▶ Task details
Tally the lines below containing "paste" and report only the total.

[[ Given records open ]]

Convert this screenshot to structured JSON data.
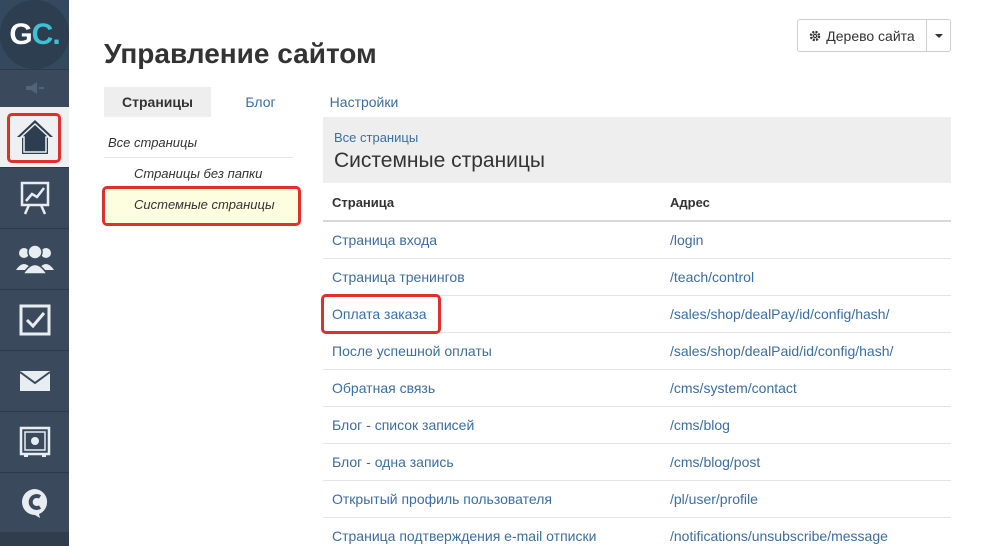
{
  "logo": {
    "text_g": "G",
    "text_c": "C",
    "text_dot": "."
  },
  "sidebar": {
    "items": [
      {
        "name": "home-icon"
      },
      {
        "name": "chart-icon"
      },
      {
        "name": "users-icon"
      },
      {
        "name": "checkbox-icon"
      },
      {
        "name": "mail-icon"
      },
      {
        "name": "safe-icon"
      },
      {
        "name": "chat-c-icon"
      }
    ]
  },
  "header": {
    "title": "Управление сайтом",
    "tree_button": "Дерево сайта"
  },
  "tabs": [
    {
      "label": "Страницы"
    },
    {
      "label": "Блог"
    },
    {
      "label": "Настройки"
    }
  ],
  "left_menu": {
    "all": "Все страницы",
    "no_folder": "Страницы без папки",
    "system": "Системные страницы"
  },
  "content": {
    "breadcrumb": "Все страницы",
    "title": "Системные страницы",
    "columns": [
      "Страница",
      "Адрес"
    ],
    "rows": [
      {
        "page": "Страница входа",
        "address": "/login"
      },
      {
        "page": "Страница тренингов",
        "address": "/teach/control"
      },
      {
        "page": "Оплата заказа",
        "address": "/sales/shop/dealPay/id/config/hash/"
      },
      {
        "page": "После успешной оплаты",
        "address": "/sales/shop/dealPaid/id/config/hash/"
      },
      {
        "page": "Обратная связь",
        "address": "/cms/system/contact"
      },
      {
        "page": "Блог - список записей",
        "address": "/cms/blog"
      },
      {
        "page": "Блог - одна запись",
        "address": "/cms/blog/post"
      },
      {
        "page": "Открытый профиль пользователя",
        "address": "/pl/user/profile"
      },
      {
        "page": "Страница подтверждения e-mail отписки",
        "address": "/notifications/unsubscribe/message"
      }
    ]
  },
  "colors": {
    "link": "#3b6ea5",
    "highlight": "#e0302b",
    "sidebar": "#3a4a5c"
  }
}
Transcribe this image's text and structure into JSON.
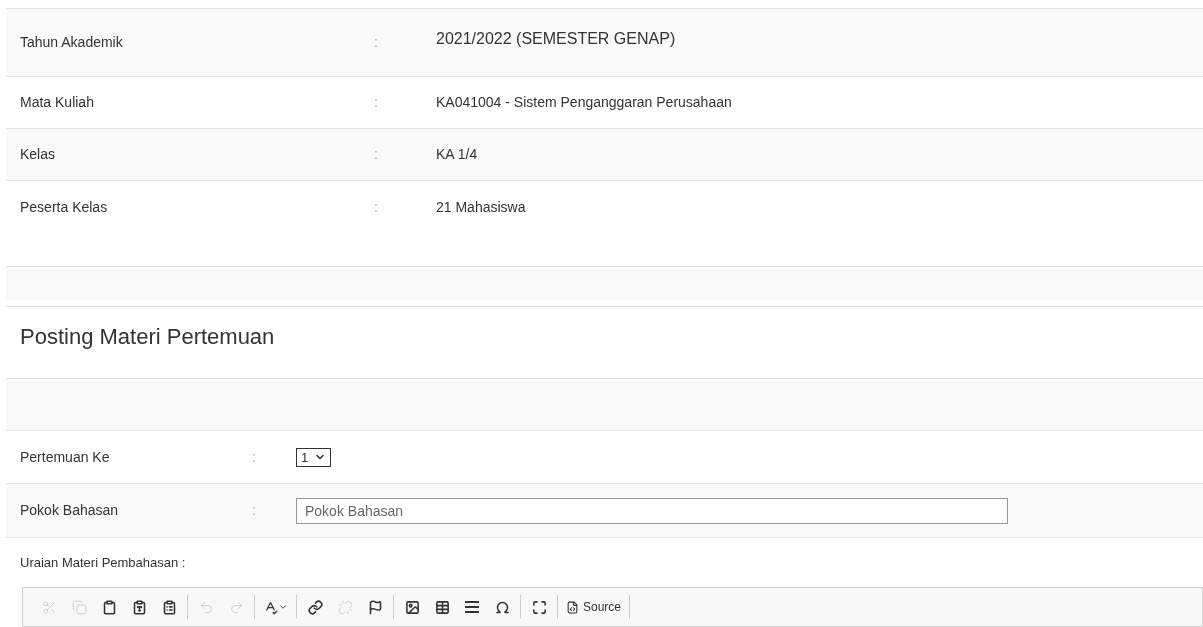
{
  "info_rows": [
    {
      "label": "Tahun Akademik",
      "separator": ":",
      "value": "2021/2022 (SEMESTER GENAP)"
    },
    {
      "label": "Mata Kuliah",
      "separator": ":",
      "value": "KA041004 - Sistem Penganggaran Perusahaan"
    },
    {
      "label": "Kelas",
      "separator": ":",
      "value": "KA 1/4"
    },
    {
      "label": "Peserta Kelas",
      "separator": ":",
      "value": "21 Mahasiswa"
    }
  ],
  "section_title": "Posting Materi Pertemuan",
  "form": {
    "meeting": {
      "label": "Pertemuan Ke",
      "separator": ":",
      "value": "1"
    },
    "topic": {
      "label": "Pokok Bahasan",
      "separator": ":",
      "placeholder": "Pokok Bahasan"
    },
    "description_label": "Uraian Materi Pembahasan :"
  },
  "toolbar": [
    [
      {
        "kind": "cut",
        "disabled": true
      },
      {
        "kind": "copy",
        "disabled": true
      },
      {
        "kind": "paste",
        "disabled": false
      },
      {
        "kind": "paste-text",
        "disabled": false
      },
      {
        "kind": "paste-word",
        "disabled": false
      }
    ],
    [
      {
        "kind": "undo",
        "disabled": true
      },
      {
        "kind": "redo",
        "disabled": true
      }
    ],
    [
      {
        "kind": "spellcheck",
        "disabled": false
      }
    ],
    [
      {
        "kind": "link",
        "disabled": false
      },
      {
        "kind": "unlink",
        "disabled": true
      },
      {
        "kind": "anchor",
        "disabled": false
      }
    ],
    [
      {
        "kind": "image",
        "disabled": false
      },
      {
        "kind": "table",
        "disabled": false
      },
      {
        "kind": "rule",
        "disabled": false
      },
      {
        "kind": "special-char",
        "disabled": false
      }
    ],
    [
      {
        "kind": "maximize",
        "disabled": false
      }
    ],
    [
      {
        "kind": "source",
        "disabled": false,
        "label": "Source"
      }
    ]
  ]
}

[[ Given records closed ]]
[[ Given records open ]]

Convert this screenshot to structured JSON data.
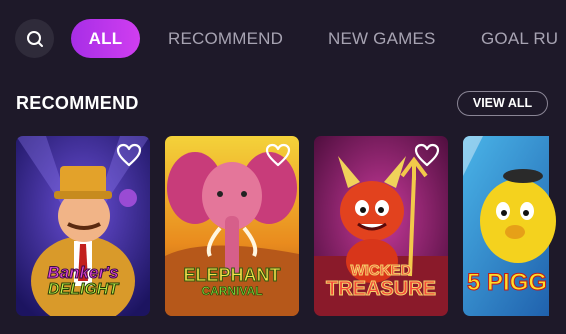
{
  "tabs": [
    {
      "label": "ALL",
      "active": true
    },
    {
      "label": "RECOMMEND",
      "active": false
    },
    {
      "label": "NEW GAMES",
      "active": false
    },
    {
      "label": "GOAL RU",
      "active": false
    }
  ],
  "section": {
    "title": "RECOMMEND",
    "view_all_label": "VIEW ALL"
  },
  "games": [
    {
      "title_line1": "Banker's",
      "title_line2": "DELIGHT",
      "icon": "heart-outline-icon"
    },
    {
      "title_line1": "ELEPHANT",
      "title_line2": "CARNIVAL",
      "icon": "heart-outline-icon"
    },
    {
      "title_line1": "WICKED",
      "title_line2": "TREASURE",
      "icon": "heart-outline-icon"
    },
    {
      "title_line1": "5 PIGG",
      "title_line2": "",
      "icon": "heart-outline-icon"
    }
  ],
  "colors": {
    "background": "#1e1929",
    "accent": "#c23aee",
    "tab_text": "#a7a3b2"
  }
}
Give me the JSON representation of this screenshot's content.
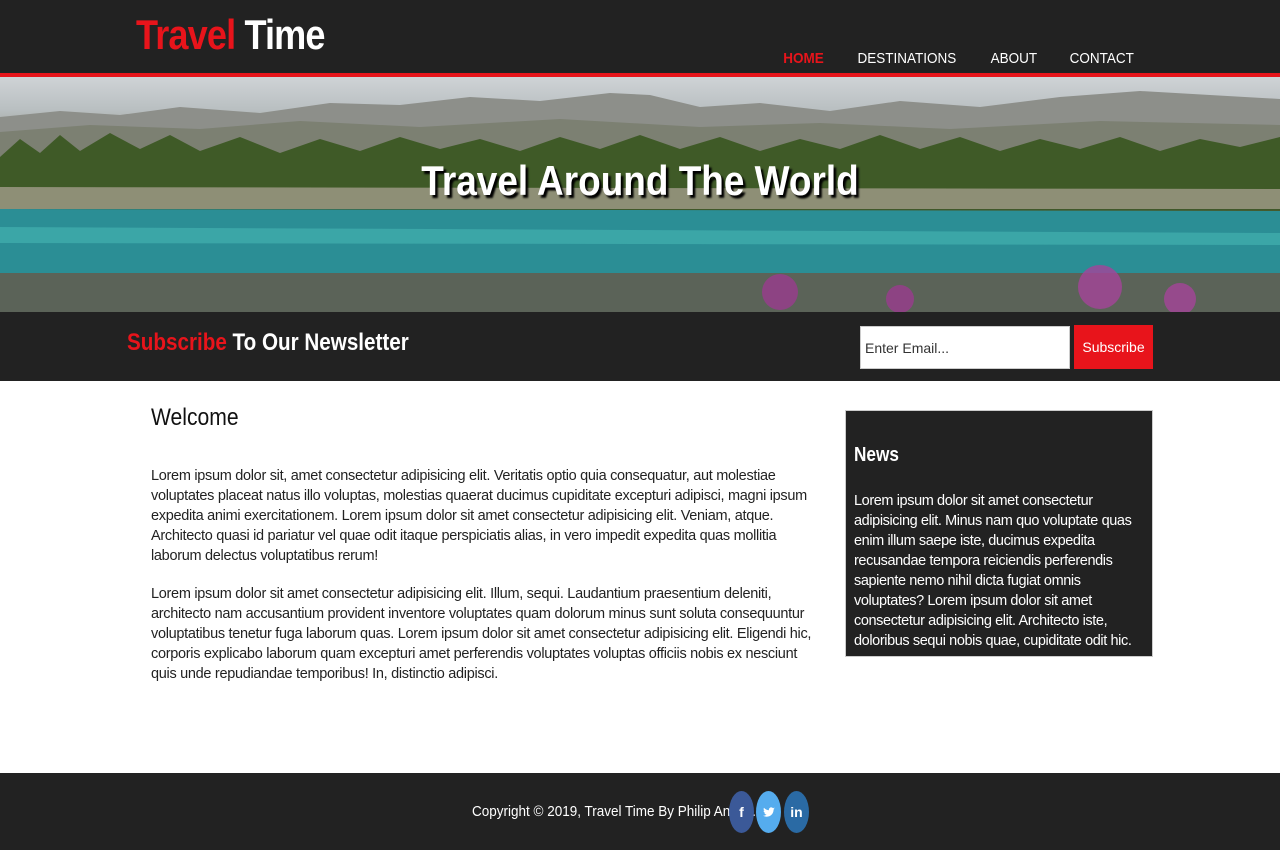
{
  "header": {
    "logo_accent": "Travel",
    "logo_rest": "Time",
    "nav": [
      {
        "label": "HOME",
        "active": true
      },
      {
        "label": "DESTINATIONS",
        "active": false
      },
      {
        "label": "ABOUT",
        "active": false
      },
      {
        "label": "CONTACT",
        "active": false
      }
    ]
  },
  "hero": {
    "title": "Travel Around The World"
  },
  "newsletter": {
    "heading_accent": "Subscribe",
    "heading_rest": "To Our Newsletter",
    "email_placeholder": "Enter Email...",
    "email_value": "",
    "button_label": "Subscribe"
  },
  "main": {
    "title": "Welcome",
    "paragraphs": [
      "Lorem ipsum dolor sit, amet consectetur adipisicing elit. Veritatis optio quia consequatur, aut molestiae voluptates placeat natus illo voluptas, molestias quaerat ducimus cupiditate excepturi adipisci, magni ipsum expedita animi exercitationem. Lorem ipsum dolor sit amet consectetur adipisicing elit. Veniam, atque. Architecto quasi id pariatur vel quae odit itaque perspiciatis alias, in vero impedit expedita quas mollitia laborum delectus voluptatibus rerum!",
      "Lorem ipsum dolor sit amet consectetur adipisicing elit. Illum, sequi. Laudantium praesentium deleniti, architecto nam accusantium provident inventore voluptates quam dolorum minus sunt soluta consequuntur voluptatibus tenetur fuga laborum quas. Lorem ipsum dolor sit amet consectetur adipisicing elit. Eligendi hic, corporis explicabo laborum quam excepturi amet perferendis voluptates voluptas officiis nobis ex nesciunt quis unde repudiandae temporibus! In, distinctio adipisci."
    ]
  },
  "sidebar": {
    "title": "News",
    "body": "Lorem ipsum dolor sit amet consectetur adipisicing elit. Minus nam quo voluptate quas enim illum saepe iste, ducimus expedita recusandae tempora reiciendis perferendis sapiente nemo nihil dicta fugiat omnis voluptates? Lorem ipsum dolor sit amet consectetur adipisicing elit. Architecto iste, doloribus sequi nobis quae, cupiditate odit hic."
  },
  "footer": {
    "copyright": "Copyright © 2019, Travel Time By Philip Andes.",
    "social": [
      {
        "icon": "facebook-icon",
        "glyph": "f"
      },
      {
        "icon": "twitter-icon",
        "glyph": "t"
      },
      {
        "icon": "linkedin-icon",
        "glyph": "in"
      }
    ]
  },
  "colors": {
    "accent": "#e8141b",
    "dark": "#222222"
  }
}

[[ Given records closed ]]

▶ Answer below
3